On Monday, November 17, 2003, at 12:08 PM, Miles Egan wrote:

> A couple of interesting applications of byte-code engineering in Java
> I've come across recently:
> BCEL - the library used to implement a lot of these byte-code hacks:
> (have a look at their projects page to get an idea of how popular this
> approach has become)
> http://jakarta.apache.org/bcel/
> Most Java AOP implementations seem to be implemented this way:
> http://www.aspectj.org
> http://aspectwerkz.codehaus.org/
> The Tapestry web framework uses it to generate new java classes on the
> fly from xml templates:
> http://jakarta.apache.org/tapestry/
> Hibernate, probably the most popular Java O-R mapping library uses
> byte-code hacks to hook object mods for db updates:
> http://www.hibernate.org
> On the one hand it's cool that the JVM allows all this, but it seems
> like more explicit support for this kind of metaprogramming in the
> language would be better.

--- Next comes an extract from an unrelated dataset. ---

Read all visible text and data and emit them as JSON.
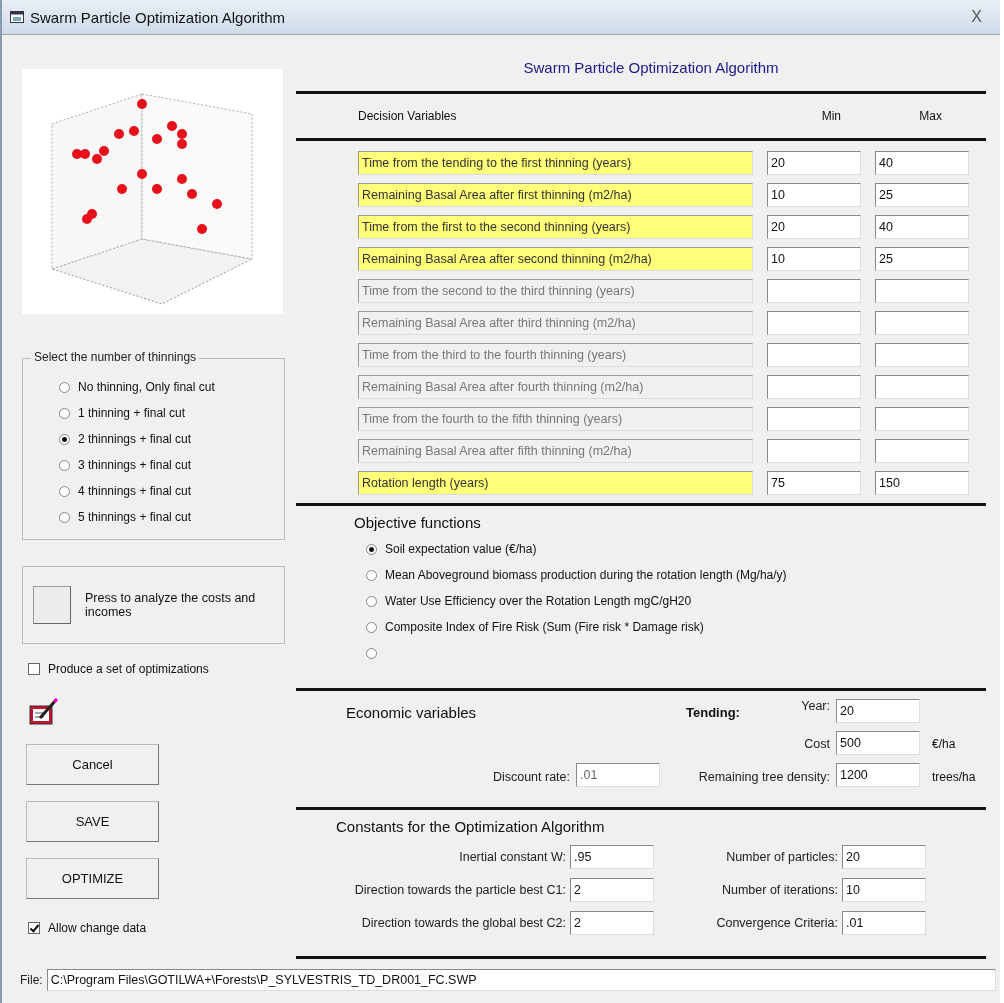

Even though you can write byte code and modify it with a class loader
you still have to get it by the byte-code verifier. So, yes, you're 
a type-soundness result for Java at the source level looks irrelevant. 
the question you really have to pose is how the type soundness for the
Java type system relates to the soundness of the byte code verifier. As
far as we know, the second result may imply the first one.

I don't know whether anyone has looked into this connection. I'd expect
so given the cottage industry on Java theory results. Guy?

-- Matthias